Facebook and Instagram owner Meta has announced that tools to inform users when their post visibility has been restricted are in development. Amazon is also developing tools to allow EU users to flag illegal or counterfeit items.

TikTok users, meanwhile, will be able to see videos based on the content’s
popularity in their geographical location, rather than based on their personal
data, collected from interactions with previous videos they have watched.

The DSA has targets to employ over 200 people to monitor compliance but enforcing the law may prove difficult.

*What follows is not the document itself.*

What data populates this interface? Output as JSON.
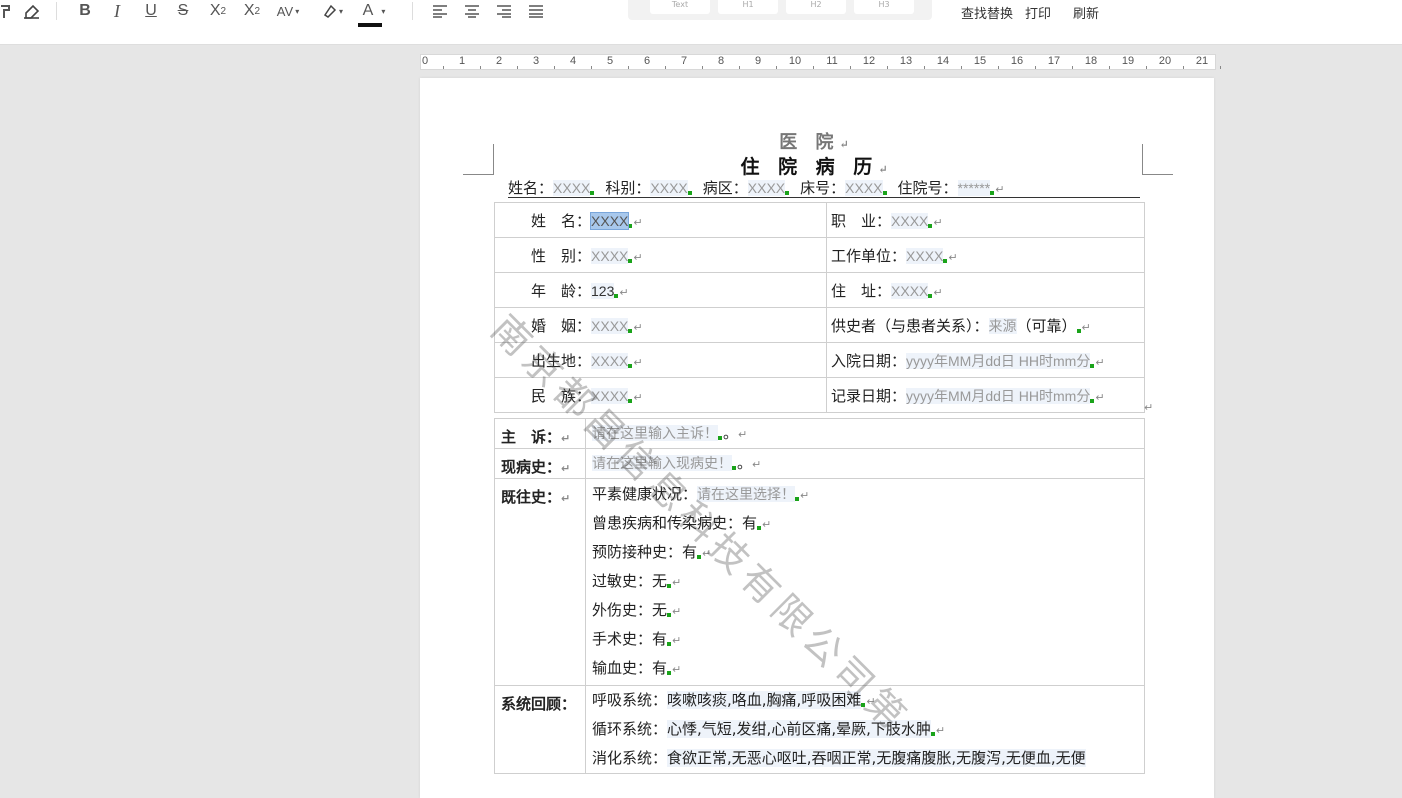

Some Big Tech players have already launched legal action contesting the DSA, with Zalando beginning legal proceedings on 27 July against its designation as a ‘gatekeeper’ platform.

What does the DSA mean for

Platforms are required to share more data with regulators about how they
moderate and distribute content through algorithms. They must also submit to vetting by research and auditing firms to ensure their practices remain

Users must also have the option to report illegal content to providers.
Equally, users must be informed if their content is removed or hidden – and
platforms must explain why.

Behavioural advertising will also be banned. This form of targeted
advertising collects sensitive personal data on users, such as their sexuality
or religion. Likewise, targeted advertising cannot be used to cater ads to
underaged users.

GlobalData analyst Laura Petrone said: “The EU’s Digital Services Act
marks a step forward in online harm regulation.

“Following an ex-ante approach, the DSA prohibits and requires certain
behaviours before regulators have evidence of harm in the marketplace.

“In this way, it is able to set clear rules on how companies should keep
users safe on the internet and establishes a minimum level of transparency and accountability for these platforms.”